--- START ---
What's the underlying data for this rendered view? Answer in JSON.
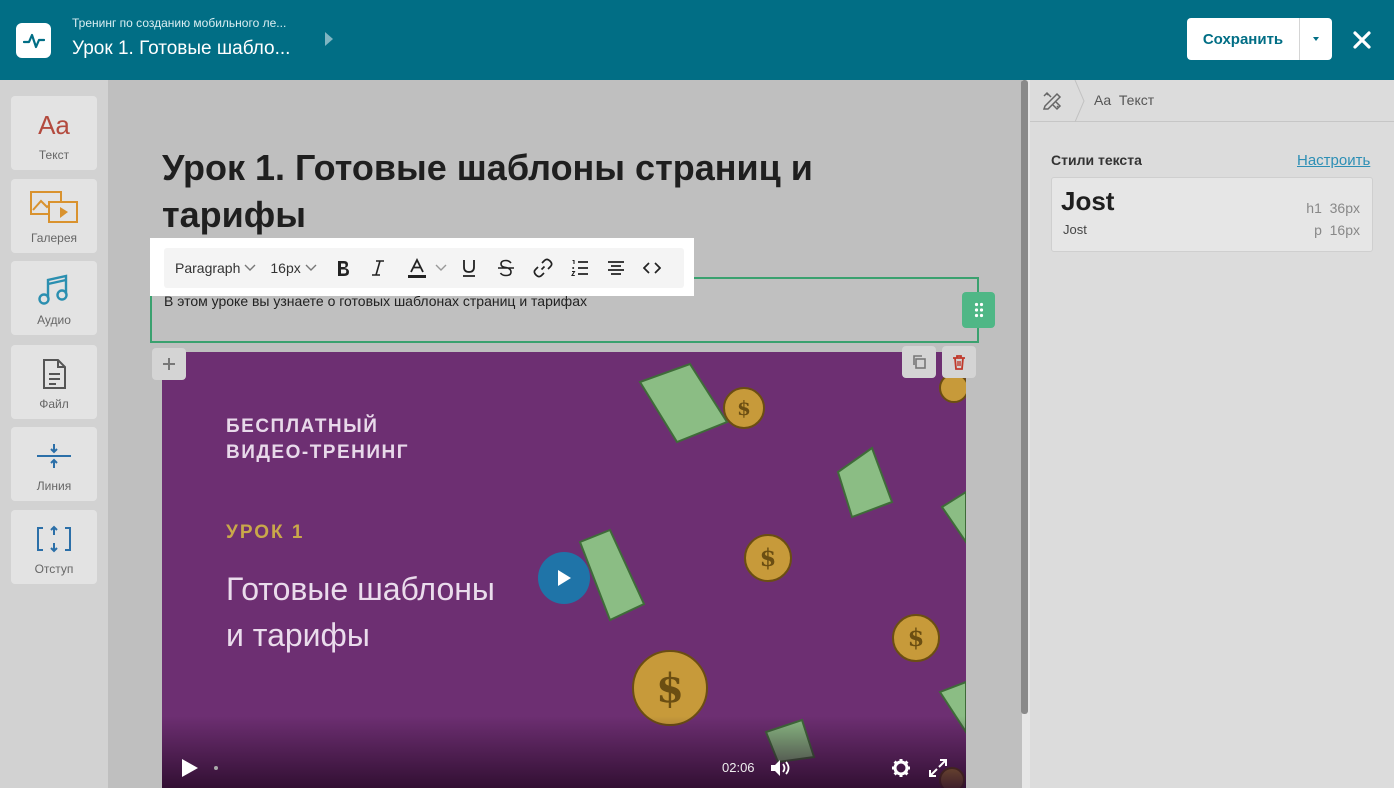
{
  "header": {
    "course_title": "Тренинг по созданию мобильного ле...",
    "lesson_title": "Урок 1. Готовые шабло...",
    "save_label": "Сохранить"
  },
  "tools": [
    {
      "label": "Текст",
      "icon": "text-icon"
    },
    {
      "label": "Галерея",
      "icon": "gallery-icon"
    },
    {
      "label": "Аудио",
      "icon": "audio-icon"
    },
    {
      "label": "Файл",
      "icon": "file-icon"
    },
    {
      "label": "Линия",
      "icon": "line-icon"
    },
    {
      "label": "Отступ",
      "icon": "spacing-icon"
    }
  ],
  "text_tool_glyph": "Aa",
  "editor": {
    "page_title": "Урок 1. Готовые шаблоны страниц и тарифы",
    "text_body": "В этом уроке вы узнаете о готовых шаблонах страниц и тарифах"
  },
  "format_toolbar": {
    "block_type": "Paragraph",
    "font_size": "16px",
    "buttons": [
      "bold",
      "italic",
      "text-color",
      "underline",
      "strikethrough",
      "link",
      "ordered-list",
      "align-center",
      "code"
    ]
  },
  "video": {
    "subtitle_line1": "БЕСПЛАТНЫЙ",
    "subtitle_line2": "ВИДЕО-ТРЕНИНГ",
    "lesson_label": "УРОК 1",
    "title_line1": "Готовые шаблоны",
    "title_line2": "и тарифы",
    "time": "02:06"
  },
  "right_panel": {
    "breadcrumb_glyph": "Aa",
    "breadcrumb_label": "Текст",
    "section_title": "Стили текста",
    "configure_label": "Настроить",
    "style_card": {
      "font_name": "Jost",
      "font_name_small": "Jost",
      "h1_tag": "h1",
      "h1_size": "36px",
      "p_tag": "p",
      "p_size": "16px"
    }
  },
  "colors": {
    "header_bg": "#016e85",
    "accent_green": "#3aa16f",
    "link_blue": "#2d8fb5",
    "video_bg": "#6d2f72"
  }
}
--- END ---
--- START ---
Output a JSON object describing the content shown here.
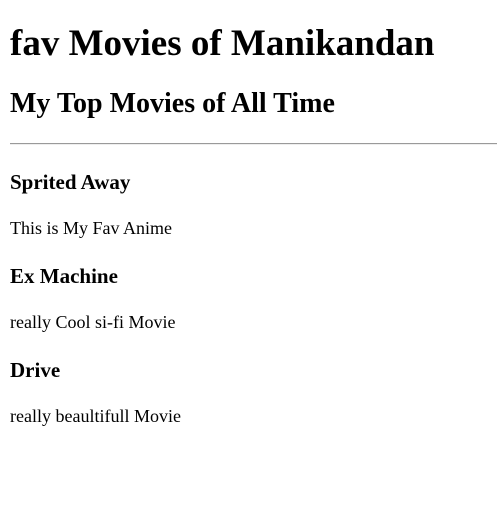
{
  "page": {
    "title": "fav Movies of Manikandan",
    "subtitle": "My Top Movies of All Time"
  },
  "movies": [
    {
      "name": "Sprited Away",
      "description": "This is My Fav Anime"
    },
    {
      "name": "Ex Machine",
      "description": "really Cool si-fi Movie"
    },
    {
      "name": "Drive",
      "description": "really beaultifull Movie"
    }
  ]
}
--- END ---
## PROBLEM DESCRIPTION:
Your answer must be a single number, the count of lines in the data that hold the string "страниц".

## YOUR RESPONSE:
2